Kseniia Kalugina presented a workshop on speculative fiction writing at Aarhus University on April 26, 2017. This is the first of a series of methodology experiments to explore how certain questions or provocative statements elicit critical analysis around the socio-technical characteristics or impact of so-called “Internet of Things.”
For humanities and social science scholars analyzing the Internet of Things, the target is both difficult to hit and difficult to miss. That’s because everything and anything can be the Internet of Things, since it’s such a vague and broad term. What does it mean? Rather than try to find the definitive answer, Kseniia Kalugina is searching for good questions.
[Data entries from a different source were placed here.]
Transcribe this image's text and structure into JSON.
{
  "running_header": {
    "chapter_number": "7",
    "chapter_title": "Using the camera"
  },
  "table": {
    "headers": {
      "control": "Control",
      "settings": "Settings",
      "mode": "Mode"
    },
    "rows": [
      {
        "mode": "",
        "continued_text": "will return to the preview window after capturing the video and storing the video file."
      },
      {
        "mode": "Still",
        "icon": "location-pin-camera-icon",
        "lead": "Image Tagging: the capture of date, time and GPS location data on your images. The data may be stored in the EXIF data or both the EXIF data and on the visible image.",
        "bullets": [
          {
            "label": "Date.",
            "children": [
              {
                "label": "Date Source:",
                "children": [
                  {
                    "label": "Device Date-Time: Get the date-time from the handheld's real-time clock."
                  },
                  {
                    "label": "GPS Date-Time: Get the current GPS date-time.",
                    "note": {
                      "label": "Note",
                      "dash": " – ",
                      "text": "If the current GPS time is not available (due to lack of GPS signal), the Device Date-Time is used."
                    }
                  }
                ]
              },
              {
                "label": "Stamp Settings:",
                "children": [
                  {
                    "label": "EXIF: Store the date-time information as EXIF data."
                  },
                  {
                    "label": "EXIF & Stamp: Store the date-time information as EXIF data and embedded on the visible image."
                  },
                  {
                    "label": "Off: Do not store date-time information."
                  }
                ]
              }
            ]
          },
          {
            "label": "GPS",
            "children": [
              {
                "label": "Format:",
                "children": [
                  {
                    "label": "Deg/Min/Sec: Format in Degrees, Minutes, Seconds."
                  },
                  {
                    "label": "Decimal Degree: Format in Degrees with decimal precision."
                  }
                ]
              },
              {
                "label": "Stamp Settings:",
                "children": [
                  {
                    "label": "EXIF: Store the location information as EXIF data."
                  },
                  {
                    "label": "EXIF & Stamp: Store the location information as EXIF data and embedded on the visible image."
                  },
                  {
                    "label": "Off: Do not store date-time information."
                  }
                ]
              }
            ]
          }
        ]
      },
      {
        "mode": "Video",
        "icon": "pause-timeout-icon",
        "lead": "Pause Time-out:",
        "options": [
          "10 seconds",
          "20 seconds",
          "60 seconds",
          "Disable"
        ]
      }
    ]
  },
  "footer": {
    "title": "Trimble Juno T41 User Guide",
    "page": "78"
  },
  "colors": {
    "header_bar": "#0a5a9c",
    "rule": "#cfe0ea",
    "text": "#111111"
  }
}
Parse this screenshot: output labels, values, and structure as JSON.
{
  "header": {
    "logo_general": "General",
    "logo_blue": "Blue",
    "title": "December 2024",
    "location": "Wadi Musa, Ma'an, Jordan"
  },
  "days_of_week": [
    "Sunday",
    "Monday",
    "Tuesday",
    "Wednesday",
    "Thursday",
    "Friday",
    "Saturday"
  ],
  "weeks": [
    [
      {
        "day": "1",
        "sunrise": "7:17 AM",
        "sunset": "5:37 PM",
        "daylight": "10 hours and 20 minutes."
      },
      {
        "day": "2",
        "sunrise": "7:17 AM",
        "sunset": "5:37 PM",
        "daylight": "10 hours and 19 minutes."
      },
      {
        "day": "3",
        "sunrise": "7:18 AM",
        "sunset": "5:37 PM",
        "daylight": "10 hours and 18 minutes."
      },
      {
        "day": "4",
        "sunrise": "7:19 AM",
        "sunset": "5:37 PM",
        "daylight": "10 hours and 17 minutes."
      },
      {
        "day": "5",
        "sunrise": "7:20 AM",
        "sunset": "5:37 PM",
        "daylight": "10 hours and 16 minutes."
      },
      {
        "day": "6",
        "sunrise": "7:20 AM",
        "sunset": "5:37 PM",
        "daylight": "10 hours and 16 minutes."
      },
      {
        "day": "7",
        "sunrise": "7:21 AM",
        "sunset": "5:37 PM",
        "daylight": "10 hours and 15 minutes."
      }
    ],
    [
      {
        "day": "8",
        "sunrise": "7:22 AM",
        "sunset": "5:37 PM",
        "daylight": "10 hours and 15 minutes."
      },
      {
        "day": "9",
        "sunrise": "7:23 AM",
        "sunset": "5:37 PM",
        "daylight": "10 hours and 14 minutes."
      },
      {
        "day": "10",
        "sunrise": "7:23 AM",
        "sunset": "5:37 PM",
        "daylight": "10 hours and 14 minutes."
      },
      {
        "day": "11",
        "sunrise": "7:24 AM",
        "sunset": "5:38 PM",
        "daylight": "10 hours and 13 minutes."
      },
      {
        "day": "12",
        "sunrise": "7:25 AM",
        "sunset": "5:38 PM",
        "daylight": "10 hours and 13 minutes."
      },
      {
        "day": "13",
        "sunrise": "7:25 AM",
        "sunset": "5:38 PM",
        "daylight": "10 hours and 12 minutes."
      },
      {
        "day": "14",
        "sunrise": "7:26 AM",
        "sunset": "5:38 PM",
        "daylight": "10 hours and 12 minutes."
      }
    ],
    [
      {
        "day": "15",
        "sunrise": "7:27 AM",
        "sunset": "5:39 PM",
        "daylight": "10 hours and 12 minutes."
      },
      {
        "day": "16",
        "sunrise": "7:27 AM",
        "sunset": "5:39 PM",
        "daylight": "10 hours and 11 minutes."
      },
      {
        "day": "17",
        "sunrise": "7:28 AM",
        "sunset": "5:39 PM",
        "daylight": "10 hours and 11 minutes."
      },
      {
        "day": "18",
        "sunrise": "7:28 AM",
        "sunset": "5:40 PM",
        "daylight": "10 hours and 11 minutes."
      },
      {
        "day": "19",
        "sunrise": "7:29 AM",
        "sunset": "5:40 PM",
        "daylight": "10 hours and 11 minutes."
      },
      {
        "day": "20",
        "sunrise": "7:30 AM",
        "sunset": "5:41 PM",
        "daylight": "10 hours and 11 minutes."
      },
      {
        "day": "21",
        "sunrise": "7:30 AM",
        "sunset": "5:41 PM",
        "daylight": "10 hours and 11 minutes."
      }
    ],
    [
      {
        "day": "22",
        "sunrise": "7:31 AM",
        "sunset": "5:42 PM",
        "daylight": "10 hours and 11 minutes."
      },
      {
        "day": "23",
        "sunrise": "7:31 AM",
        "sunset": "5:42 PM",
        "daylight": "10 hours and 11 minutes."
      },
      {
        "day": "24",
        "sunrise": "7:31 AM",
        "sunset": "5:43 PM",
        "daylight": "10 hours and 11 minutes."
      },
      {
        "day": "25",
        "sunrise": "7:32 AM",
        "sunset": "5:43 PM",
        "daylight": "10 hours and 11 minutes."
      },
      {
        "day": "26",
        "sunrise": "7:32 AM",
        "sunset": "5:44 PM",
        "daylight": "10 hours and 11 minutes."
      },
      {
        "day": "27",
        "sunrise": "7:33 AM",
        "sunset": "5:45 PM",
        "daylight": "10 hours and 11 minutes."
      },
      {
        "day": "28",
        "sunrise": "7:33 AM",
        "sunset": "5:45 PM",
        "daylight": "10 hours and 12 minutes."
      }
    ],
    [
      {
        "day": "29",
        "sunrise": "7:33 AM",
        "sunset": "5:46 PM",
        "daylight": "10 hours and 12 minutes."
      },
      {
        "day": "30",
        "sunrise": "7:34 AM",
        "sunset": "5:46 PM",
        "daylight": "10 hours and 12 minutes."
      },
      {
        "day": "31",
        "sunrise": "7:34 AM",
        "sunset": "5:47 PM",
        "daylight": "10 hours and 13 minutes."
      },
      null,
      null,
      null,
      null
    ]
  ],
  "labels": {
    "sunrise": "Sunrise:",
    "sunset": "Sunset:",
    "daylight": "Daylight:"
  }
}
This makes sense, as whatever we call “IoT” is constantly shifting. If we’re soon to be surrounded by sensors in our smart devices, homes, workplaces, and cities, it behooves us to think less about what it is and more about what these sensors are doing, how the data being collected is stored and used, and how the internet functions to mediate our everyday lives in material as well as immaterial ways.
There are many texts on speculative forms of analysis and design. We find particular inspiration from Donna Haraway, whose work on ‘speculative fabulation’ encourages us to ‘stay with the trouble,’ think of cultural formations as ‘cat’s cradles,’ and to use ‘what if’ as a starting point for critique
The workshop was focused on the so-called Internet of Things. IoT is simultaneously exciting, terrifying, and vague. What is it? How does it work? When will we live in the IoT, or are we already experiencing it? What does a world full of devices and sensors look and feel like? To develop the groundwork for the workshop, Kseniia analyzed current popular discourse around IoT. Based on the stated promises and premises of pundits and companies promoting IoT, she generated questions first and later, provocative statements to prompt speculative sci-fi thinking, such as:
- Devices have started writing fake reviews about themselves;
- The Internet of Things goes on strike
- The person and the sensor become connected
- Individuals become invisible to IoT as their data-generating patterns grow more and more redundant
- Sensors begin to lack enthusiasm for what they sense
Choosing from prompts like these, participants were invited to “write a science fiction in 8 minutes.” After sharing their story with others, the process was repeated with a different prompt. While some of us wrote traditional science-fiction-ish scenes or dialogues, others wrote just snippets of things that would indicate or imply a larger science-fiction story beyond the scope of the exercise.
We encouraged shorter and alternative world building pieces and offered some techniques to make it easy for participants who didn’t –or don’t think they could– write science fiction. E.g., bullet point snippets from newscasts or Tweets following a general strike by Devices; a manual for hacking one’s own body to avoid embedded IoT; tips for distinguishing human from non-human authored product reviews; or arguments between sensors. This technique takes inspiration from J.G. Ballard’s “answers to a questionnaire.” It’s also something that participatory design scholar Ann Light has used in several workshops related to her “World Machines” project.
The workshop worked in many ways. First, we learned which prompts were easier than others. By this, we mean that certain statements or questions lend themselves to quick brainstorming and writing. Prompts that are too complicated only confuse the writer rather than open up possibilities for generative thinking. We also learned that everyone could create an interesting story or description of artifacts from this worlding exercise. We found it inspiring that such critical analysis was accessible to a wide audience with no prior training in research or/and fiction writing. We were surprised that people could write something in such a short time span. Given only 8 minutes, the pieces were sketchy, to be sure, but they were also compelling and left us all wanting more. Finally, we realized that after doing this exercise twice, people were tired. So we stopped at that point and had a discussion instead.
The outcome of such speculative fiction writing opens up possibilities for reinterpretation of socio-technical present and critical discussions of socio-technical futures. Thus, it enables participants to build and change relationships with the digital in more informed ways. Speculative methods are used in design, city planning, policymaking, and other development environments. This workshop can help academics, developers, and media critics alike.
We’ll give more updates as these pilot workshops continue.
Creating Future Memories
This is part of a series of articles related to Creating Future Memories, an Aarhus University funded research project exploring speculative, future-oriented, and participatory methods for citizens to understand and better control the data being produced through and around the everyday use of digital media.